Information
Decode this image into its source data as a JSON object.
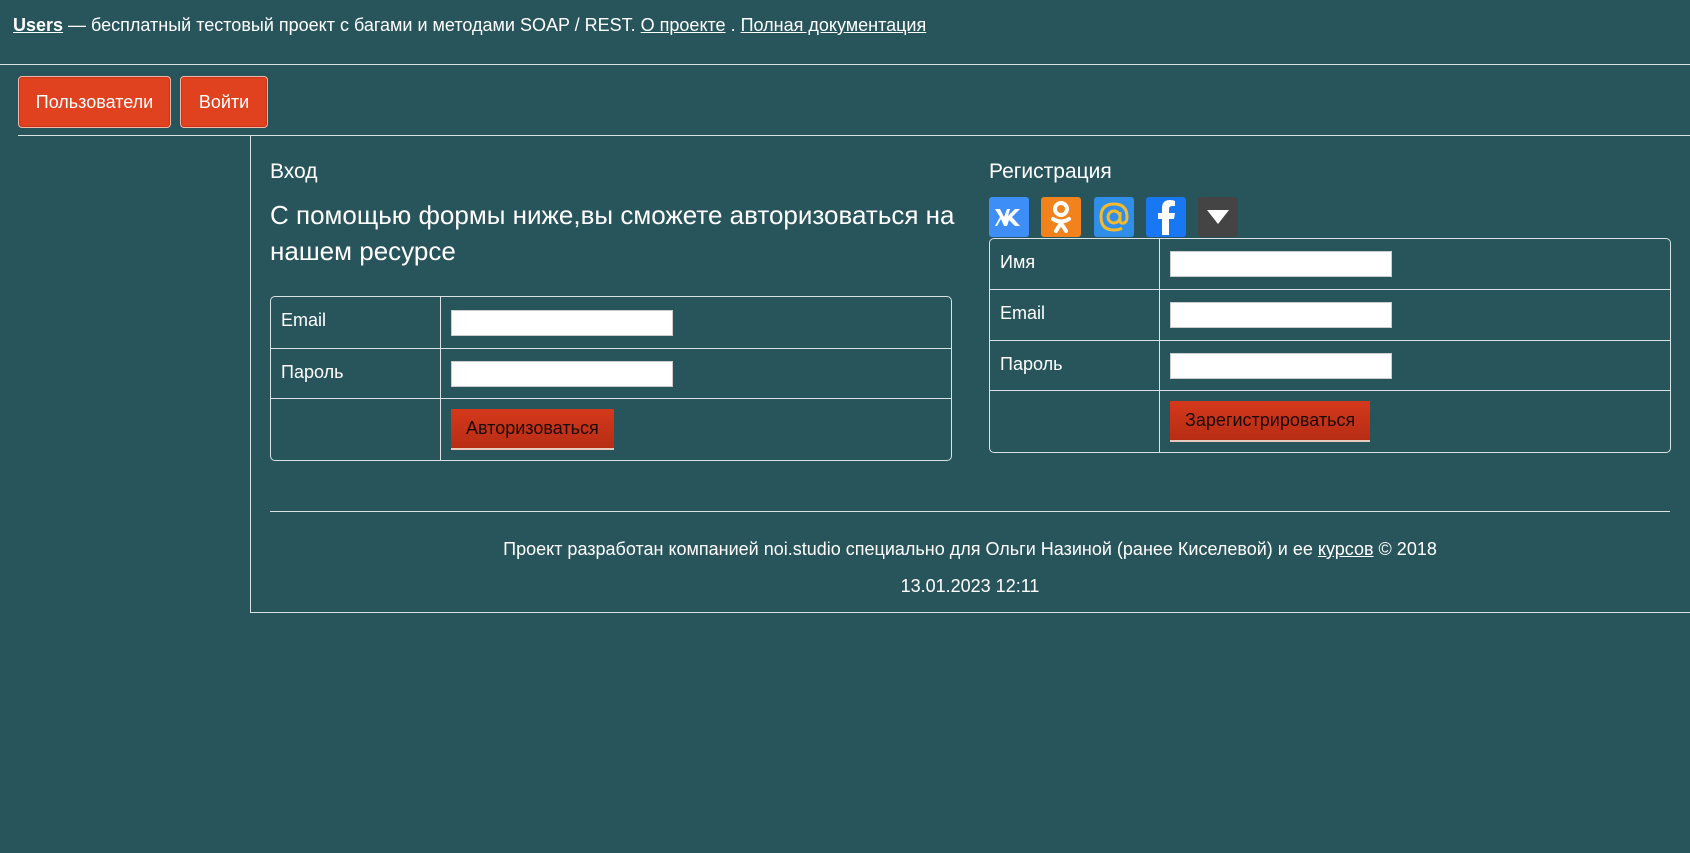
{
  "header": {
    "brand_link": "Users",
    "description": " — бесплатный тестовый проект с багами и методами SOAP / REST. ",
    "about_link": "О проекте",
    "separator": " . ",
    "docs_link": "Полная документация"
  },
  "nav": {
    "users_button": "Пользователи",
    "login_button": "Войти"
  },
  "login": {
    "title": "Вход",
    "lead": "С помощью формы ниже,вы сможете авторизоваться на нашем ресурсе",
    "email_label": "Email",
    "email_value": "",
    "password_label": "Пароль",
    "password_value": "",
    "submit": "Авторизоваться"
  },
  "register": {
    "title": "Регистрация",
    "social_icons": [
      "vk-icon",
      "odnoklassniki-icon",
      "mailru-icon",
      "facebook-icon",
      "more-dropdown-icon"
    ],
    "name_label": "Имя",
    "name_value": "",
    "email_label": "Email",
    "email_value": "",
    "password_label": "Пароль",
    "password_value": "",
    "submit": "Зарегистрироваться"
  },
  "footer": {
    "text_before": "Проект разработан компанией noi.studio специально для Ольги Назиной (ранее Киселевой) и ее ",
    "courses_link": "курсов",
    "text_after": " © 2018",
    "datetime": "13.01.2023 12:11"
  },
  "colors": {
    "background": "#28545b",
    "button_red": "#e0421f",
    "vk": "#3e8ef7",
    "ok": "#f2821b",
    "mailru": "#2f8fe8",
    "facebook": "#1877f2",
    "more": "#444444"
  }
}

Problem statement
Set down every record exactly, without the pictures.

Result of this task
Decode this image into its source data as a JSON object.
{
  "header": {
    "brand_link": "Users",
    "description": " — бесплатный тестовый проект с багами и методами SOAP / REST. ",
    "about_link": "О проекте",
    "separator": " . ",
    "docs_link": "Полная документация"
  },
  "nav": {
    "users_button": "Пользователи",
    "login_button": "Войти"
  },
  "login": {
    "title": "Вход",
    "lead": "С помощью формы ниже,вы сможете авторизоваться на нашем ресурсе",
    "email_label": "Email",
    "email_value": "",
    "password_label": "Пароль",
    "password_value": "",
    "submit": "Авторизоваться"
  },
  "register": {
    "title": "Регистрация",
    "social_icons": [
      "vk-icon",
      "odnoklassniki-icon",
      "mailru-icon",
      "facebook-icon",
      "more-dropdown-icon"
    ],
    "name_label": "Имя",
    "name_value": "",
    "email_label": "Email",
    "email_value": "",
    "password_label": "Пароль",
    "password_value": "",
    "submit": "Зарегистрироваться"
  },
  "footer": {
    "text_before": "Проект разработан компанией noi.studio специально для Ольги Назиной (ранее Киселевой) и ее ",
    "courses_link": "курсов",
    "text_after": " © 2018",
    "datetime": "13.01.2023 12:11"
  },
  "colors": {
    "background": "#28545b",
    "button_red": "#e0421f",
    "vk": "#3e8ef7",
    "ok": "#f2821b",
    "mailru": "#2f8fe8",
    "facebook": "#1877f2",
    "more": "#444444"
  }
}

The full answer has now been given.